WHAT YOU ARE ASKED TO DO
Find how many lines of the records hold the string "name" and reply with only that total.

AVAILABLE DATA

--*--

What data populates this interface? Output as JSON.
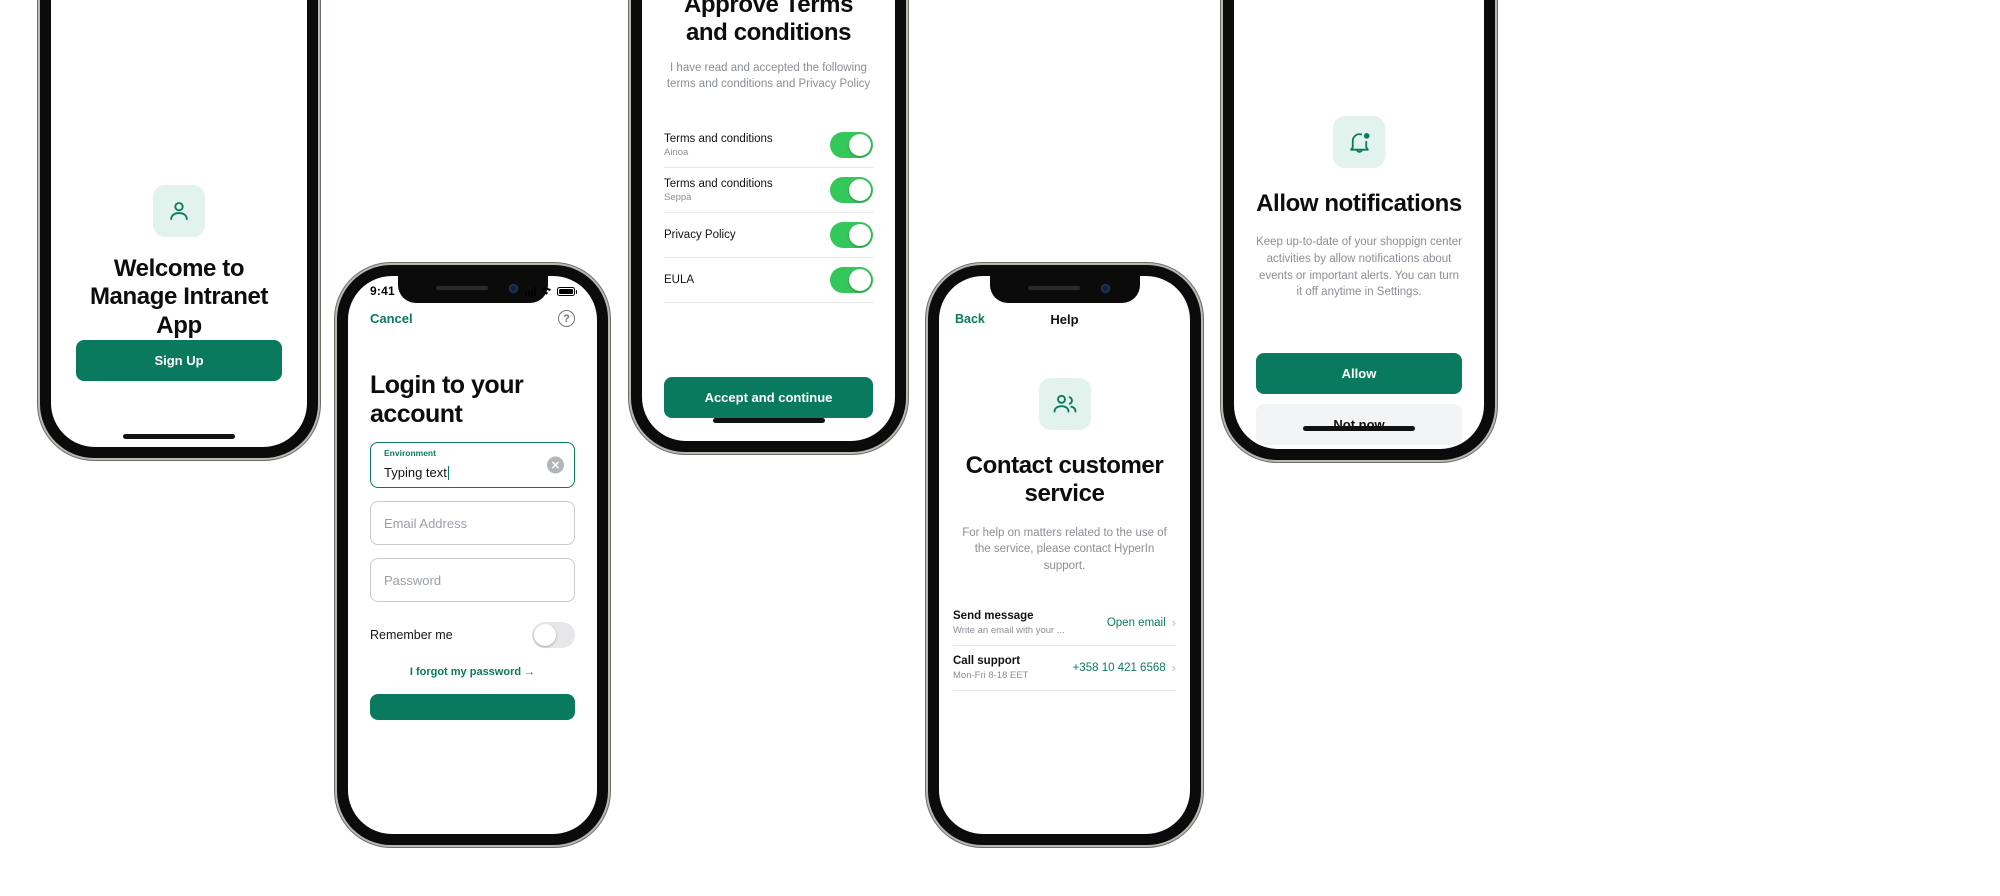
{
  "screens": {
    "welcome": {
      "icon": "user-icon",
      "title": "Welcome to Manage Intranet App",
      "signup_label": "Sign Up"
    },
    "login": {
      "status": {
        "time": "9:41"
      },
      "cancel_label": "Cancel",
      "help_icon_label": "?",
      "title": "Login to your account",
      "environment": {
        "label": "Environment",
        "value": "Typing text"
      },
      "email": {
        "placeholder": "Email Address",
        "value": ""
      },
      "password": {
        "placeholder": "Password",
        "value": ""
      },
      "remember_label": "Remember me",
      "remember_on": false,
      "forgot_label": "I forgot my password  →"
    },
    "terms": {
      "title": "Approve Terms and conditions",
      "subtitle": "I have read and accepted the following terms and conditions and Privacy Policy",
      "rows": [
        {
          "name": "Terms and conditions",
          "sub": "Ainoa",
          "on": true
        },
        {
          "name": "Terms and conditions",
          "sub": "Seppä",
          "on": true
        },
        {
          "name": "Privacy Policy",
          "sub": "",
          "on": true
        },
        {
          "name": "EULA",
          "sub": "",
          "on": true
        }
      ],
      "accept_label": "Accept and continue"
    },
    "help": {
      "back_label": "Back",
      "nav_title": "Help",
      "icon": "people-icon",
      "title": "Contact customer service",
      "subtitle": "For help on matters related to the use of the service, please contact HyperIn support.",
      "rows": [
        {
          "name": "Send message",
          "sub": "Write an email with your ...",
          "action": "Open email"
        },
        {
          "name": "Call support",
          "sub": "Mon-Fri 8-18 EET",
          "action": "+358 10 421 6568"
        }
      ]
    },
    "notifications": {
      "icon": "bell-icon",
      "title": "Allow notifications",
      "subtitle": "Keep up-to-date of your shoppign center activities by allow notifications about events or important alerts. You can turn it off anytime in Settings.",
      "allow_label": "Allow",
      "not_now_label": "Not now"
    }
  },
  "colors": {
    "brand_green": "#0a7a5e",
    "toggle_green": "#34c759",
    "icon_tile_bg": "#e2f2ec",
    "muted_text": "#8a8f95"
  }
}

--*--

RESPONSE TO THE EXERCISE
6